What kinds of devices use WPS?


Wireless printers and smartphones are the most popular WPS-compatible gadgets, but it’s also used to connect TVs, repeaters, Blu-ray players, and range extenders. You’ve probably encountered WPS many times before without realizing it. Some manufacturers support the technology under different names like Push ‘n’ Connect or Quick Secure Setup.

How to activate WPS?

Turning WPS on is a simple matter of finding its button on your router and pressing it. Where the button is positioned and how it looks depends on your router’s manufacturer. Some have large letters while others use two circular arrows, the official symbol for WPS. Keep in mind that there might be no label at all or that a single button shares more than one function, including WPS. Consult the user’s manual if you’re having trouble.

What are the benefits and risks of WPS?

WPS is a much more straightforward way of connecting wireless devices to your router than traditional methods. It enables you to establish a link with various devices without having to keep track of lengthy passwords or the network’s name. People with little experience or enthusiasm for tech appreciate it since pairing is effortless, takes seconds, and doesn’t require them to memorize or write down login info.

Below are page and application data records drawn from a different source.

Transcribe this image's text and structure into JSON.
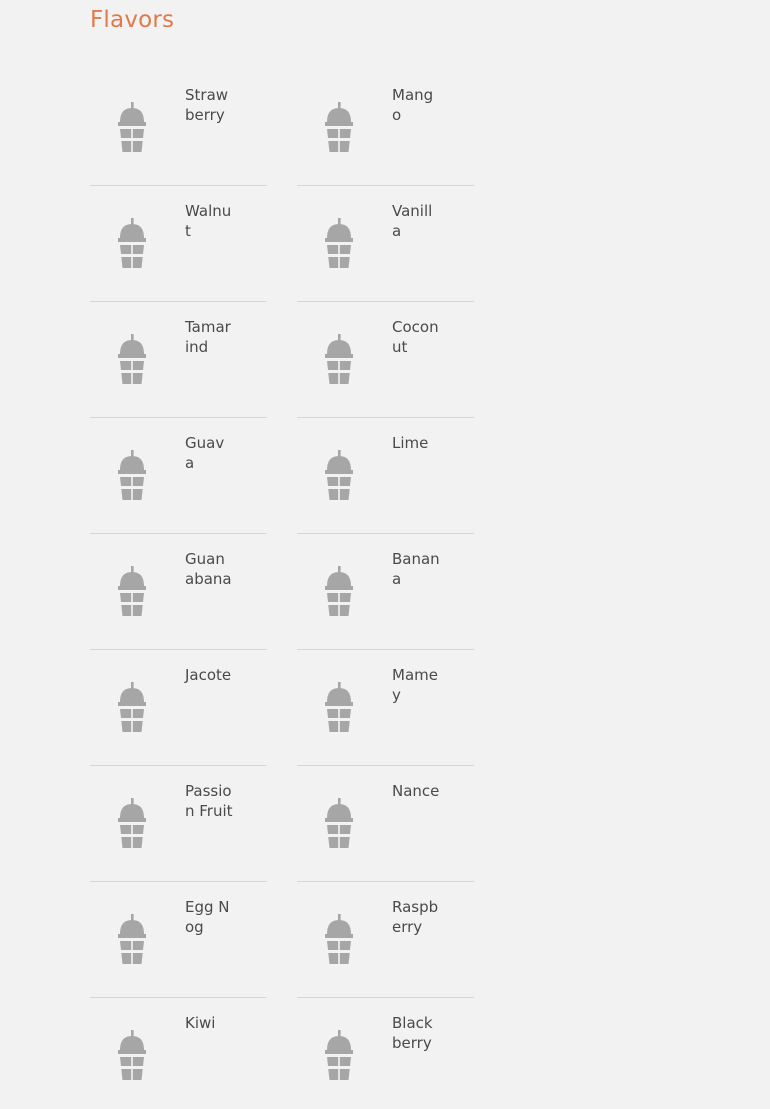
{
  "section": {
    "title": "Flavors"
  },
  "flavors": [
    {
      "name": "Strawberry",
      "icon": "smoothie-cup-icon"
    },
    {
      "name": "Mango",
      "icon": "smoothie-cup-icon"
    },
    {
      "name": "Walnut",
      "icon": "smoothie-cup-icon"
    },
    {
      "name": "Vanilla",
      "icon": "smoothie-cup-icon"
    },
    {
      "name": "Tamarind",
      "icon": "smoothie-cup-icon"
    },
    {
      "name": "Coconut",
      "icon": "smoothie-cup-icon"
    },
    {
      "name": "Guava",
      "icon": "smoothie-cup-icon"
    },
    {
      "name": "Lime",
      "icon": "smoothie-cup-icon"
    },
    {
      "name": "Guanabana",
      "icon": "smoothie-cup-icon"
    },
    {
      "name": "Banana",
      "icon": "smoothie-cup-icon"
    },
    {
      "name": "Jacote",
      "icon": "smoothie-cup-icon"
    },
    {
      "name": "Mamey",
      "icon": "smoothie-cup-icon"
    },
    {
      "name": "Passion Fruit",
      "icon": "smoothie-cup-icon"
    },
    {
      "name": "Nance",
      "icon": "smoothie-cup-icon"
    },
    {
      "name": "Egg Nog",
      "icon": "smoothie-cup-icon"
    },
    {
      "name": "Raspberry",
      "icon": "smoothie-cup-icon"
    },
    {
      "name": "Kiwi",
      "icon": "smoothie-cup-icon"
    },
    {
      "name": "Blackberry",
      "icon": "smoothie-cup-icon"
    }
  ],
  "colors": {
    "accent": "#e07a4a",
    "icon": "#a6a6a6",
    "text": "#4a4a4a",
    "background": "#f2f2f2",
    "divider": "#d6d6d6"
  }
}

On the other hand, WPS isn’t a secure technology. Some routers generate the eight-digit PIN mentioned earlier, whether you use it or not. The combination is stored in two blocks of four digits instead of a single one, which makes cracking the code relatively easy. A hacker with little experience could brute force it, i.e., try every possible set of two four-digit codes to gain entry. While it’s unlikely that someone would want to gain access to your printer or home entertainment system in that way, it is a possibility.